5. What do you think the speakers feelings about killing the elephant are? How does the writer want the reader to feel? (8 marks) Key pointsKey skills

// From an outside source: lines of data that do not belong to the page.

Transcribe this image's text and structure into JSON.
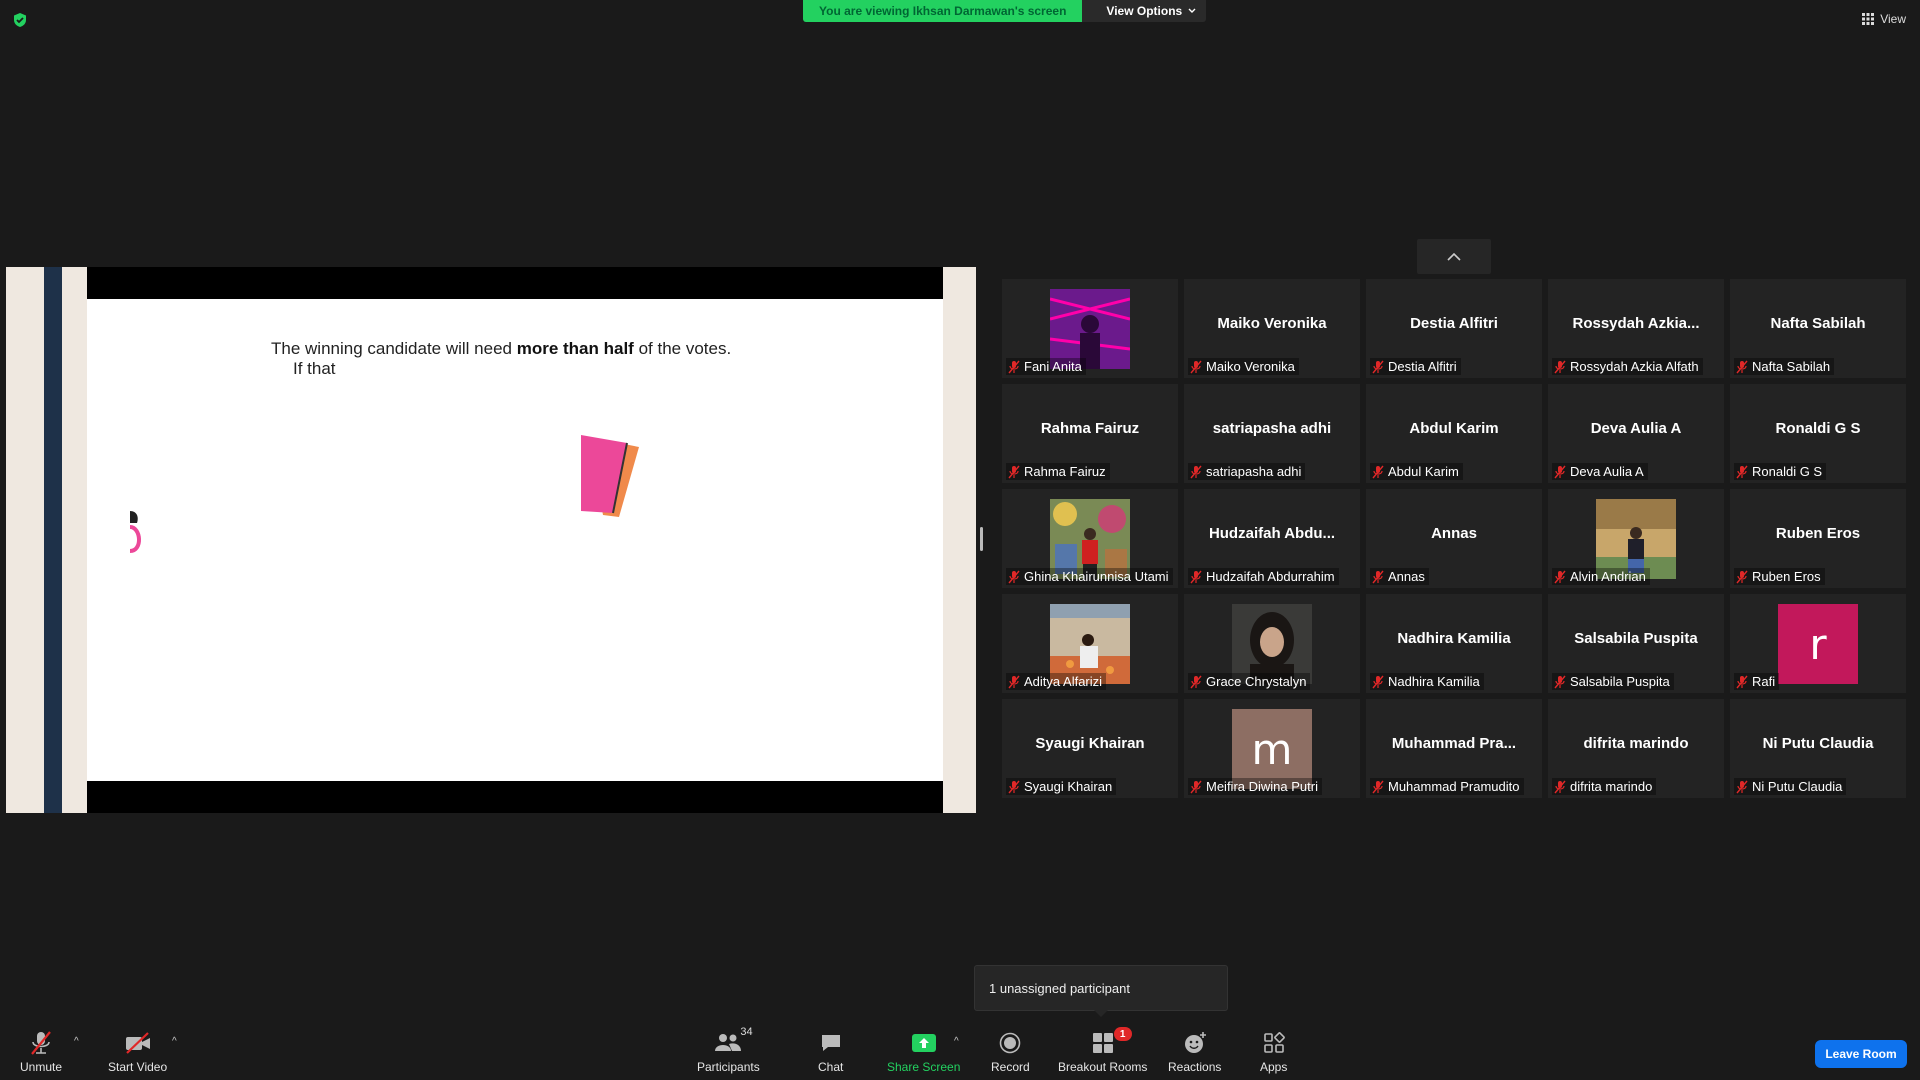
{
  "top": {
    "viewing_text": "You are viewing Ikhsan Darmawan's screen",
    "view_options_label": "View Options",
    "view_label": "View"
  },
  "slide": {
    "line1_pre": "The winning candidate will need ",
    "line1_bold": "more than half",
    "line1_post": " of the votes.",
    "line2": "If that"
  },
  "participants": [
    {
      "big": "",
      "name": "Fani Anita",
      "media": "photo-purple"
    },
    {
      "big": "Maiko Veronika",
      "name": "Maiko Veronika"
    },
    {
      "big": "Destia Alfitri",
      "name": "Destia Alfitri"
    },
    {
      "big": "Rossydah  Azkia...",
      "name": "Rossydah Azkia Alfath"
    },
    {
      "big": "Nafta Sabilah",
      "name": "Nafta Sabilah"
    },
    {
      "big": "Rahma Fairuz",
      "name": "Rahma Fairuz"
    },
    {
      "big": "satriapasha adhi",
      "name": "satriapasha adhi"
    },
    {
      "big": "Abdul Karim",
      "name": "Abdul Karim"
    },
    {
      "big": "Deva Aulia A",
      "name": "Deva Aulia A"
    },
    {
      "big": "Ronaldi G S",
      "name": "Ronaldi G S"
    },
    {
      "big": "",
      "name": "Ghina Khairunnisa Utami",
      "media": "photo-mural"
    },
    {
      "big": "Hudzaifah  Abdu...",
      "name": "Hudzaifah Abdurrahim"
    },
    {
      "big": "Annas",
      "name": "Annas"
    },
    {
      "big": "",
      "name": "Alvin Andrian",
      "media": "photo-outdoor"
    },
    {
      "big": "Ruben Eros",
      "name": "Ruben Eros"
    },
    {
      "big": "",
      "name": "Aditya Alfarizi",
      "media": "photo-market"
    },
    {
      "big": "",
      "name": "Grace Chrystalyn",
      "media": "photo-portrait"
    },
    {
      "big": "Nadhira Kamilia",
      "name": "Nadhira Kamilia"
    },
    {
      "big": "Salsabila Puspita",
      "name": "Salsabila Puspita"
    },
    {
      "big": "",
      "name": "Rafi",
      "media": "letter",
      "letter": "r",
      "color": "#c2185b"
    },
    {
      "big": "Syaugi Khairan",
      "name": "Syaugi Khairan"
    },
    {
      "big": "",
      "name": "Meifira Diwina Putri",
      "media": "letter",
      "letter": "m",
      "color": "#8d6e63"
    },
    {
      "big": "Muhammad  Pra...",
      "name": "Muhammad Pramudito"
    },
    {
      "big": "difrita marindo",
      "name": "difrita marindo"
    },
    {
      "big": "Ni Putu Claudia",
      "name": "Ni Putu Claudia"
    }
  ],
  "tooltip": "1 unassigned participant",
  "toolbar": {
    "unmute": "Unmute",
    "start_video": "Start Video",
    "participants": "Participants",
    "participants_count": "34",
    "chat": "Chat",
    "share_screen": "Share Screen",
    "record": "Record",
    "breakout_rooms": "Breakout Rooms",
    "breakout_badge": "1",
    "reactions": "Reactions",
    "apps": "Apps",
    "leave_room": "Leave Room"
  },
  "colors": {
    "share_green": "#23d160",
    "leave_blue": "#0e72ed",
    "mic_red": "#e02828",
    "rafi_avatar": "#c2185b",
    "meifira_avatar": "#8d6e63"
  }
}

At first the speaker feels conflicted about killing the elephant. He knows it is a bad thing to do. For example obviously one should not do it if it can be avoided. This quote also shows how he felt he had no choice in the matter. The speaker then feels guilty and sympathetic for the elephant. Evidence for this is the tragic description of the once mighty elephant that he has caused to become old and shrunken. By drawing out the description and focusing on the pain of the elephant, for example stood weakly upright both the speaker and the reader feel the impact of what has just happened and the sadness caused by the death of the beast. The writer also uses 1 st person. For example when I pulled the trigger. This lets us experience it from the point of view of the speaker and feel his guilt and sadness. The writer also uses similes to make the reader feel sad and shocked by the impact of the elephants death. For example like a huge rock toppling. This shows the size of the elephant and the seriousness of what he has done. The reader and the speaker both feel the impact of the death in the crash that seemed to shake the ground.